"I very firmly believe that Steve is now gathering momentum, and he is going to get his 51 percent" of the party's weighted vote needed to get on the Republican ballot, Cox said after a regional candidates' forum in upstate Owego Sunday evening.
"Rick will have more than 25 percent, and we'll be in a primary," he said. "This year, primaries are good for us."
Lazio's campaign manager, Kevin Fullington, circulated a "MUST READ MEMO" Friday asserting that Lazio "has much more than 50 percent of the weighted vote solidly committed and Steve Levy will not make it into a Republican primary."
Lazio cites an Albany Times Union survey last week that found that he had the support of 27 county chairmen representing 51 percent of the weighted party vote.
But Levy dismissed that estimate as out of date in an interview with reporters Monday. He said his campaign will be rolling out several endorsements this week, some of them significant. Levy reiterated his own estimates of securing about 45 percent of the weighted vote, including portions of county organizations whose chairmen have publicly favored Lazio or Buffalo-area businessman Carl Paladino.
Paula Snyder, Cattaraugus County's chairwoman, came out for Levy Monday, adding a little less than 1 percent of the vote to his column. Lazio picked up support from Greene County.
In Owego Sunday, Levy and other GOP candidates met with leaders of a cluster of seven Binghamton-area counties where Lazio has been endorsed by five.
Tioga County chairman Don Leonard, who hosted the meeting, is sticking with the endorsement he gave Lazio before Levy declared and he believes most of his area chairs prefer the former Brightwaters congressman. He and another regional vice chairman, Ed Morgan, say a primary would be just a drain on scant campaign resources.
But Levy has clearly gained traction with other party officials in this scenic but struggling region, where the Lockheed Martin plant just lost a contract to build the presidential helicopter, costing 1,500 jobs.
"The mood around Tompkins County is we're not worried about a primary," said Dryden town party chairman Jim Crawford, who likes Levy.
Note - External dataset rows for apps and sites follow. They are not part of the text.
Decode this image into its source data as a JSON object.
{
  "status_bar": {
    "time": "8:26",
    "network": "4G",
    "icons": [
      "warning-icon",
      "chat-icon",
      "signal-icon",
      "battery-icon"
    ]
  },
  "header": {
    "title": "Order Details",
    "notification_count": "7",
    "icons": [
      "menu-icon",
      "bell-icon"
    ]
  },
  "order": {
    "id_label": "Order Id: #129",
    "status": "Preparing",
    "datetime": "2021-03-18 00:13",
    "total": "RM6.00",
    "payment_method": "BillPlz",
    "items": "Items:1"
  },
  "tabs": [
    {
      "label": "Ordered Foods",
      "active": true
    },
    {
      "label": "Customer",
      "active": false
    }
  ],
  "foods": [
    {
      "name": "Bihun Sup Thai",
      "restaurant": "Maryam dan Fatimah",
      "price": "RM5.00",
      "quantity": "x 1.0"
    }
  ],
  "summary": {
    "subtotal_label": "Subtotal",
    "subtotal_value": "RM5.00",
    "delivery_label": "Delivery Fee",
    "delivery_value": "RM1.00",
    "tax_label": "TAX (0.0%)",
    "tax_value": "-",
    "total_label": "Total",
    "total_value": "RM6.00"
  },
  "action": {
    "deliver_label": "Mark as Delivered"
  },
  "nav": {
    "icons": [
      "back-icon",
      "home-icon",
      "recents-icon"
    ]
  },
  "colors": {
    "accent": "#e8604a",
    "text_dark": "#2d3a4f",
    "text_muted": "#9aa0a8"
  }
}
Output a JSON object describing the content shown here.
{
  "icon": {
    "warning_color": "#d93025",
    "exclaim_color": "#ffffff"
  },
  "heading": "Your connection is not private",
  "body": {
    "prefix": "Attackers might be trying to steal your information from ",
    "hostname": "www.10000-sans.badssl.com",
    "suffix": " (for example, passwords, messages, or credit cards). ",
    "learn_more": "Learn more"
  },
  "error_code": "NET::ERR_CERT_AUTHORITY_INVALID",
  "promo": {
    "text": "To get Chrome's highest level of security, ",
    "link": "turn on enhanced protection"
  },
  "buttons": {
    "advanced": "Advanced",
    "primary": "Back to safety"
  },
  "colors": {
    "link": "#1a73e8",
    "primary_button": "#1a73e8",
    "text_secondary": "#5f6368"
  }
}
A primary is exciting, he said, because "the ideas are so important this year because we need to get the people's attention."
Cox suggested that party delegates to the state convention in June could vote to put Levy on the primary ballot without having to vote to make him the party's nominee. "Those are two separate votes," Cox said.